Most Read

News

Illinois Cops Hit With Lawsuit For Holding Gun To Black College Swimmer's Head After Mistaking Him For Wanted Suspect

A lawsuit has been filed against several Illinois police officers for holding a young, Black athlete at gunpoint after mistaking him for a criminal.


19-year-old Jaylan Butler, a swimmer for Eastern Illinois University, was on his way back to campus on his team's bus after a competition in South Dakota.


When the bus pulled over at a rest stop, Butler posed for a picture in front of a "Buckle up, it's the law!" sign to post on the team's social media.

Jaylan Butler/ACLU Of Illinois

While standing by the sign, Butler was swarmed by police cars with spotlights aimed at him.

Officers leapt from the vehicles and aimed their guns at him.

In his lawsuit, Butler described his response:

"Butler has always known that he could be targeted by police officers because he is Black. Mr. Butler's father taught him at a young age how to maximize his chances of surviving an encounter with law enforcement—stop instantly, put your hands up, drop anything you are holding and drop to your knees."

Butler said the officers shouted at him:

"Get down! Don't f*cking move!"

The police then held Butler face down in the snow, pressing down on his neck and back, while he was handcuffed with his hands behind his back.

Butler made no move to resist, but one officer held a loaded gun to his head, saying:

"If you keep moving, I'm going to blow your f*cking head off."

Butler's coach and White teammates attempted to explain to the police that Butler had been on the bus with them all evening and so could not be the suspect who allegedly shot at a vehicle on the highway nearby.

The officers seemed to figure out fairly quickly Butler was not their man, with one officer allegedly even calling in the encounter as a "false alarm" to dispatch.

They did not release Butler at that point, however.

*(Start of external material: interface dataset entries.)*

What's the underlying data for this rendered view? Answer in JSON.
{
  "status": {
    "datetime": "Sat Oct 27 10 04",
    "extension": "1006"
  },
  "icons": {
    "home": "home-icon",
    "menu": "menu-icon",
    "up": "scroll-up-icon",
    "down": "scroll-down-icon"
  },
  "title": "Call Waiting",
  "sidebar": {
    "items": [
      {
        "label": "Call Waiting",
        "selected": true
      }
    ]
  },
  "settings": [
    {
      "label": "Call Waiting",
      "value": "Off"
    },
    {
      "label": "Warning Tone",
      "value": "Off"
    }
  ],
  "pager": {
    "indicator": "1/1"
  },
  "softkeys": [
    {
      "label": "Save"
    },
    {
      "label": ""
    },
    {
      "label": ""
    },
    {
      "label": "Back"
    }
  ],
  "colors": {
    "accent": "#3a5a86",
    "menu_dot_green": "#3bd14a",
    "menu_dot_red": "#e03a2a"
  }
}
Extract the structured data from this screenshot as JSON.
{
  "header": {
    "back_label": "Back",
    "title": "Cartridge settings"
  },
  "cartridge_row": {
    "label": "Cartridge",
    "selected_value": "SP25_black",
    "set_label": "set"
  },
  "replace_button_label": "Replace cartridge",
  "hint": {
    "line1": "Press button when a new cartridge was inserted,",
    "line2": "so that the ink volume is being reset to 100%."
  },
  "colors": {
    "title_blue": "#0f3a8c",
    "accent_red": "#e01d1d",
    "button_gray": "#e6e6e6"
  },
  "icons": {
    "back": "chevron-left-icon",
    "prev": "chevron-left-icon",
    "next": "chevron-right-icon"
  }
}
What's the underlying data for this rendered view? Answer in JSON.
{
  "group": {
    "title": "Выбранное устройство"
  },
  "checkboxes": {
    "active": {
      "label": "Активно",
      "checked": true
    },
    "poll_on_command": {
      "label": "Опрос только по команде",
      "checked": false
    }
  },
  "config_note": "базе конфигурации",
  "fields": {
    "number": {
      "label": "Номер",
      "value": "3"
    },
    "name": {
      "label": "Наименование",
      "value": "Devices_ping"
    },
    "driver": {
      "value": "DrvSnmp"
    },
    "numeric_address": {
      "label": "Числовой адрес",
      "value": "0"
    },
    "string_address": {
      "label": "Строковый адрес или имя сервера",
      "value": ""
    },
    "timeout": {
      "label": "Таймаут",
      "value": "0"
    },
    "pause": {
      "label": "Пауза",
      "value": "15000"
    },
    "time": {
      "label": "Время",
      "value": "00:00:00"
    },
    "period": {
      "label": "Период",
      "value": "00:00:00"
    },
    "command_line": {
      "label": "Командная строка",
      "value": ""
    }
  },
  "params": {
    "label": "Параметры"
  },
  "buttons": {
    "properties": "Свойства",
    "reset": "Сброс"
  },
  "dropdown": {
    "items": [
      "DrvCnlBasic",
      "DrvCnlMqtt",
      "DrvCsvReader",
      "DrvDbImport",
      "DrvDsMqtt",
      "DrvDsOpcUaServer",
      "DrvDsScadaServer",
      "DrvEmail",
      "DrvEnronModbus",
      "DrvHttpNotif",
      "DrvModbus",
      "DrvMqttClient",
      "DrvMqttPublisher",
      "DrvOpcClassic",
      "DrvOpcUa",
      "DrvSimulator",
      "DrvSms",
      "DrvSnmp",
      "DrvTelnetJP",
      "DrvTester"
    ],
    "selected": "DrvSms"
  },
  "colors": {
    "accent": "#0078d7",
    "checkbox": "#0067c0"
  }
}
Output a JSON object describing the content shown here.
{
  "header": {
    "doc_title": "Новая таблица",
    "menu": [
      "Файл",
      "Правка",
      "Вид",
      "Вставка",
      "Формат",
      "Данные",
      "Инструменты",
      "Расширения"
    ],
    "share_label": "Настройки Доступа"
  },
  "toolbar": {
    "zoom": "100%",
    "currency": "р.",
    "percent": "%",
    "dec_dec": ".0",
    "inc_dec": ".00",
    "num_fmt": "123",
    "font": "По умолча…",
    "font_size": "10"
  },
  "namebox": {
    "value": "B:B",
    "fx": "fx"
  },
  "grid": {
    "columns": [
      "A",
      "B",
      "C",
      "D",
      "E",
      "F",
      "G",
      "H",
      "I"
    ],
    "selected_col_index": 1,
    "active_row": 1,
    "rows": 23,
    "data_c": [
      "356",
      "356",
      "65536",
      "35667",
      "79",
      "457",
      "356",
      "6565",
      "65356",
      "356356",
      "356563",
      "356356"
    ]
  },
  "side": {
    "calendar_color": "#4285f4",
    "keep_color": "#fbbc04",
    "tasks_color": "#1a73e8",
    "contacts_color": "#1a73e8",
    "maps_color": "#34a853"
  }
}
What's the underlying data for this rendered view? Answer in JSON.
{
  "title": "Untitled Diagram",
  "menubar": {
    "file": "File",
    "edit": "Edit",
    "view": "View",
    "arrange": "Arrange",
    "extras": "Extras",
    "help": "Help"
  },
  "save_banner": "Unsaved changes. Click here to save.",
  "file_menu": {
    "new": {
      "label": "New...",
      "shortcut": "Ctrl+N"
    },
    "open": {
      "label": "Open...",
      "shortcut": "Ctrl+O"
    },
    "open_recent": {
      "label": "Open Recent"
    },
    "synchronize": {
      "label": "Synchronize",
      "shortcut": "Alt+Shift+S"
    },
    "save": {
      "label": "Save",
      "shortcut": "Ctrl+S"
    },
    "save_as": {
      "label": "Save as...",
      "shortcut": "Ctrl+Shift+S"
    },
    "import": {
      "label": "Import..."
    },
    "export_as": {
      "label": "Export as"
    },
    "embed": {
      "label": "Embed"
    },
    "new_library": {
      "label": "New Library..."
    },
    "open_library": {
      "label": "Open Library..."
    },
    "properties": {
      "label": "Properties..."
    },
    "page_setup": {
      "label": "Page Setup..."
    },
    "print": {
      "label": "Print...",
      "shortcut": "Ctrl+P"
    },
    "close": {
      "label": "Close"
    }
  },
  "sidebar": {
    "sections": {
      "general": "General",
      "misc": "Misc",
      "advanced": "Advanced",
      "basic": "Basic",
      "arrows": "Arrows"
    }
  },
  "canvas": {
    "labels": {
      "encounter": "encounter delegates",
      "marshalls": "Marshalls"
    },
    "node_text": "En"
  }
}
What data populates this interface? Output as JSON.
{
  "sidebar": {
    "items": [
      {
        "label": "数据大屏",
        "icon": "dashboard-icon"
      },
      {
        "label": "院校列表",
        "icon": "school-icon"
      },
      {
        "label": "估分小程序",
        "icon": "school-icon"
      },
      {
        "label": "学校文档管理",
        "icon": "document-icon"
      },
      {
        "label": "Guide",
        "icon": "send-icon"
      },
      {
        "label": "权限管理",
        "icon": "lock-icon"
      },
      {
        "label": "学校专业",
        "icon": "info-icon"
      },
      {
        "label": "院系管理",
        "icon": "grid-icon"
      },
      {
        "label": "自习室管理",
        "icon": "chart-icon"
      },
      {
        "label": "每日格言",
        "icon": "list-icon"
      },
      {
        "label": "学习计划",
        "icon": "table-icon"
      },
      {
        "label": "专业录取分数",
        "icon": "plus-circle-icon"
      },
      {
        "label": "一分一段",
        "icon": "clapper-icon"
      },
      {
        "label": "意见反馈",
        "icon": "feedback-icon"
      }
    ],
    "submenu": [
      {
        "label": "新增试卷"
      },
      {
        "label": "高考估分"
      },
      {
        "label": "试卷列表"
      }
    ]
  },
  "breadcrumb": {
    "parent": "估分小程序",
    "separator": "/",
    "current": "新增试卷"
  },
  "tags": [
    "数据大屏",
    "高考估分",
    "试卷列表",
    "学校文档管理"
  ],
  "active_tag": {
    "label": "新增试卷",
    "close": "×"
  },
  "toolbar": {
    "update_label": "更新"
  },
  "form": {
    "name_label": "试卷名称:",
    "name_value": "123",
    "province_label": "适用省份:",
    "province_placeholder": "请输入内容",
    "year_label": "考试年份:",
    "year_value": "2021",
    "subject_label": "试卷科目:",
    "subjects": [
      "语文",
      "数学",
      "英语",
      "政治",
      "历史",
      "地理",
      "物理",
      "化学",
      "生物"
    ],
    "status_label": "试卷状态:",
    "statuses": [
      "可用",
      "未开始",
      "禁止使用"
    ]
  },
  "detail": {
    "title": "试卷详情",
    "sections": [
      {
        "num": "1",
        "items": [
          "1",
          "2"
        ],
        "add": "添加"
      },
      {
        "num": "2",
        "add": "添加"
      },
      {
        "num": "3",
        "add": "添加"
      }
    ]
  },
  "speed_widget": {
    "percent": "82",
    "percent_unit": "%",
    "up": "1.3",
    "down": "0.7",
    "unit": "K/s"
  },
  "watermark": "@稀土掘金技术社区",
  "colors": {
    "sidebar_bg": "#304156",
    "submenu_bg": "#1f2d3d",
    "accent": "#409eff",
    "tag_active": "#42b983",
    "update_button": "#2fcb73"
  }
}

The police proceeded to frisk Butler—who was still handcuffed—and searched his pockets. They then placed him in the back of a squad car for several minutes before removing him after demanding his identification before sending him back to his all White teammates and coaches.

No other members of the team were handcuffed, searched, questioned or forced to produce ID.

The officers did not properly document the incident.

They also refused to provide their reason for cuffing or detaining Butler or and would not give their badge numbers to Butler when asked for them.

The American Civil Liberties Union has now become involved with Butler's lawsuit.

Ed Yohnka, the ACLU's Illinois spokesperson, commented:

"We have a law in Illinois that requires police to record these interactions, to make a record of them when they stop a car, when they stop a person, etc."
"That was just ignored in this instance. We put these accountability measures in place as a state, as a community. I think it's really critical that we also insist that police follow them."

The lawsuit for excessive detention and excessive force as well as other things was filed against six officers:

"East Moline Police Officer Travis Staes, Hampton Police Officer Ethan Bush, Rock Island County Sheriff's Deputies Jack Asquini and Pena (no first name provided for the second deputy) and two unknown law enforcement officers identified only as John Does."

East Moline Police Chief Jeff Ramsey defended his officers in a statement.

"The lawsuit filed by Mr. Butler portrays a version of events that is inconsistent with the version of events we have uncovered in our initial review. I am confident the allegations against Officer Staes are without merit."

Following the incident, Butler's mental health has suffered. He's had trouble focusing on his coursework as a biological studies major at EIU and has begun seeing a therapist to address his mental state.

Yohnka pointed out:

"Even when he followed all of the instructions, this was the way he was treated. This didn't end in tragedy but somebody got harmed significantly. ... There has to be accountability."